|-l||value||text||Last value to use in a matched value report. Normally the -m flag only reports records whose index matches value. When the -l flag is used the -m flag becomes the beginning of a range and the -l flag is the end of the range.|
Example: ubreport -m A -l B nameswould run the report names starting with names beginning with ‘A’ and finishing at the end of the ‘B’s.
|-m||value||text||This restricts the report to those key values that are the same (match) as value. If a report is required of only a section of a large file this option can be considerably reduce the report time.|
|-n||Print table network used for this report. This shows the paths used by ubreport to reach each table from the master table.|
|-o||Only print subtotals. This is used to allow a single report format to be used to print reports with and without full record details. Any ‘R’ sections are ignored.|
|-p||output||text||ubreport sends its output via a pipe to ‘output’ which whould be a unix command. The command is executed by sh(1) so it can be a pipeline or contain ‘;’ separated commands on anything else that the shell understands. This is done asynchronously so ubreport will work in the background. ubreport doesn’t work until after any operator input has been collected.|
Example: ubreport -p ‘lp -s’ stock
|-s||Redirects the output to ‘pg’ for screen output. The default program (pg) may be changed with the environment variable ‘UBPG’.|
|-t||field||text||Trace all calculations for ‘field’.|
|-w||Tells ubreport that this format contains html tags. Html tags begin with ‘<‘ which conflicts with the include table directive.
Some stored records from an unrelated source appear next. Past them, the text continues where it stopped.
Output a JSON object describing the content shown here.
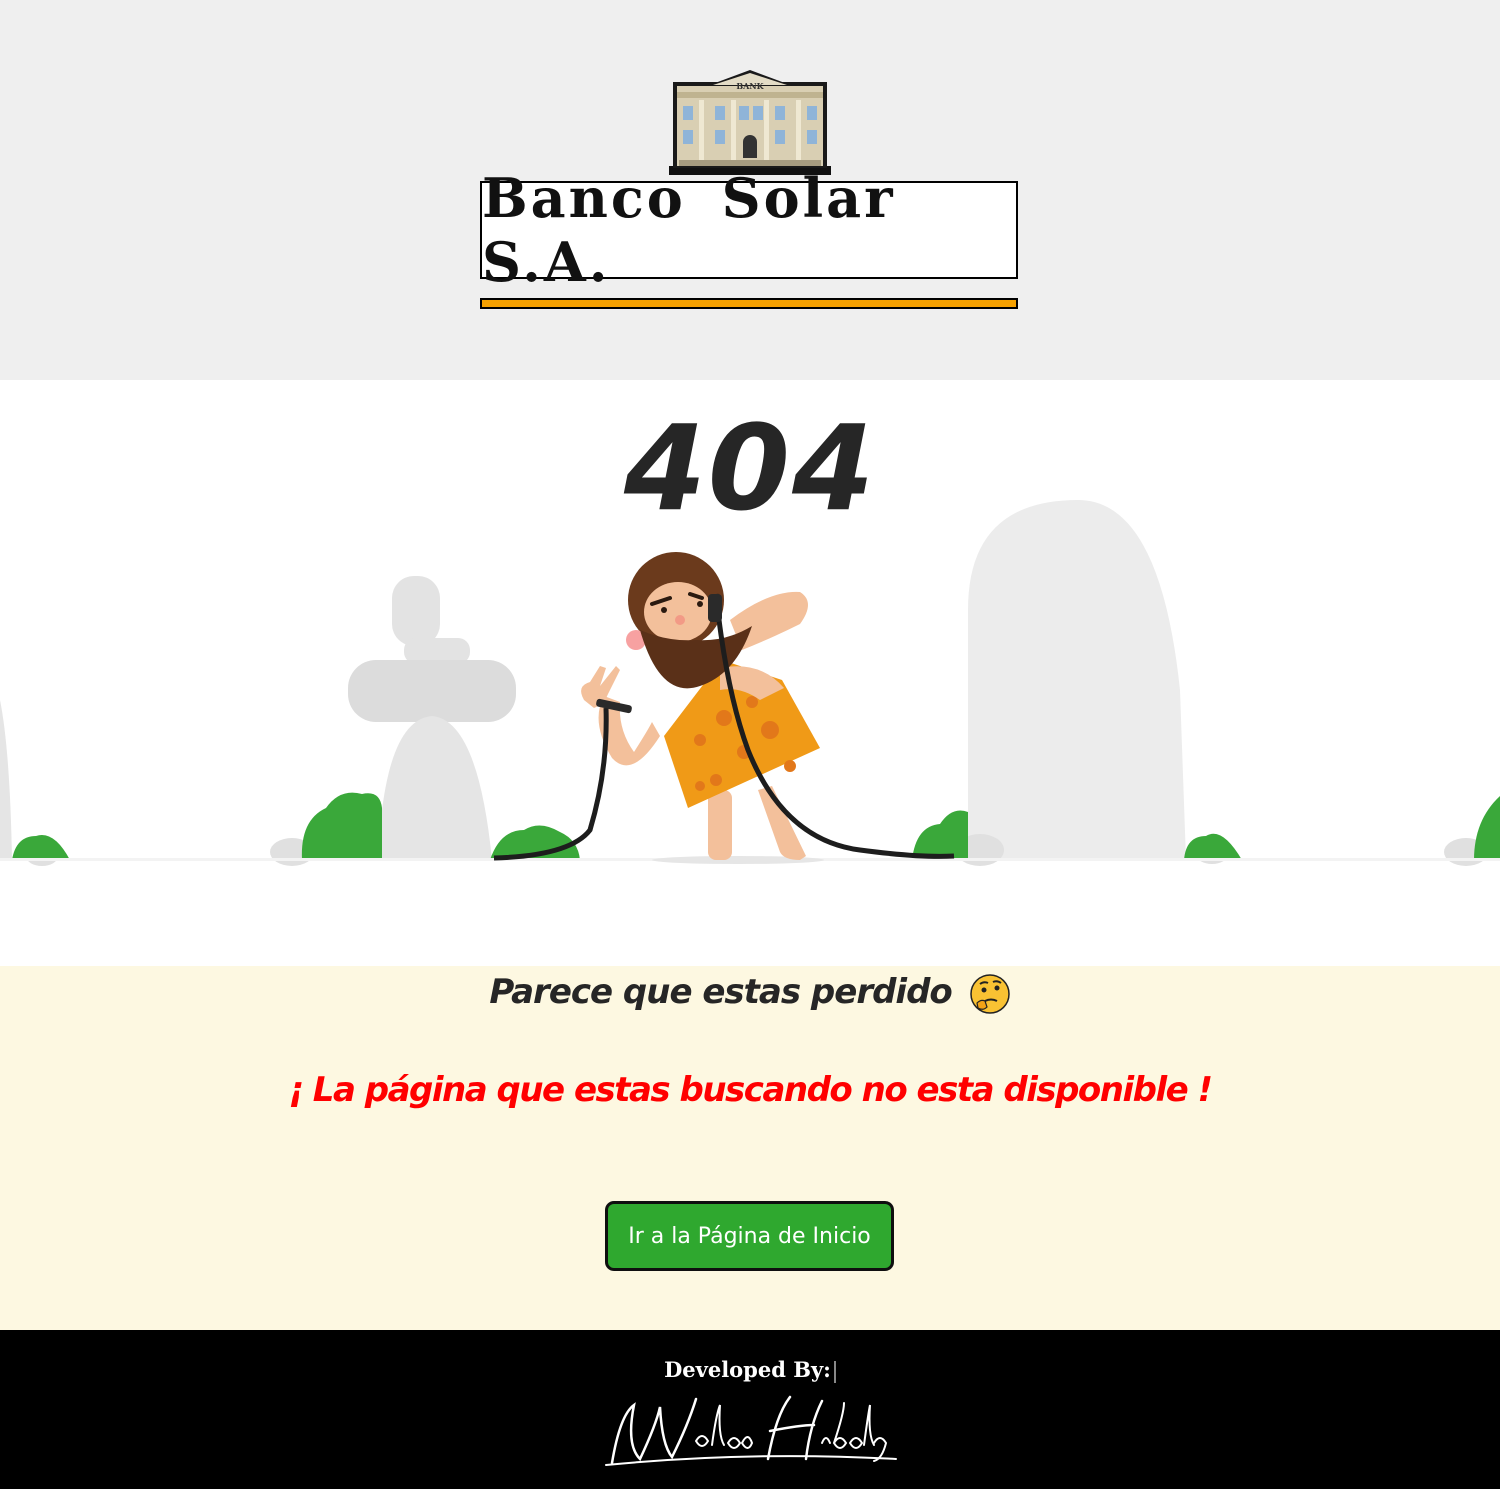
{
  "header": {
    "logo_sign": "BANK",
    "brand_name": "Banco Solar S.A."
  },
  "error": {
    "code": "404"
  },
  "message": {
    "lost": "Parece que estas perdido",
    "notice": "¡ La página que estas buscando no esta disponible !"
  },
  "actions": {
    "home_button": "Ir a la Página de Inicio"
  },
  "footer": {
    "developed_by": "Developed By:",
    "signature": "Waldo Hidalgo"
  },
  "colors": {
    "header_bg": "#efefef",
    "accent_bar": "#f5a000",
    "notice_text": "#ff0000",
    "button_bg": "#2fa82f",
    "message_bg": "#fdf8e1",
    "footer_bg": "#000000"
  }
}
When ubreport encounters a ‘<‘ it first looks for a table to include (normal operation). If that fails it assumes an html tag and looks for the terminating ‘>’. An error is still reported if the terminating ‘>’ is not found or a ‘<‘ is found in the html tag.|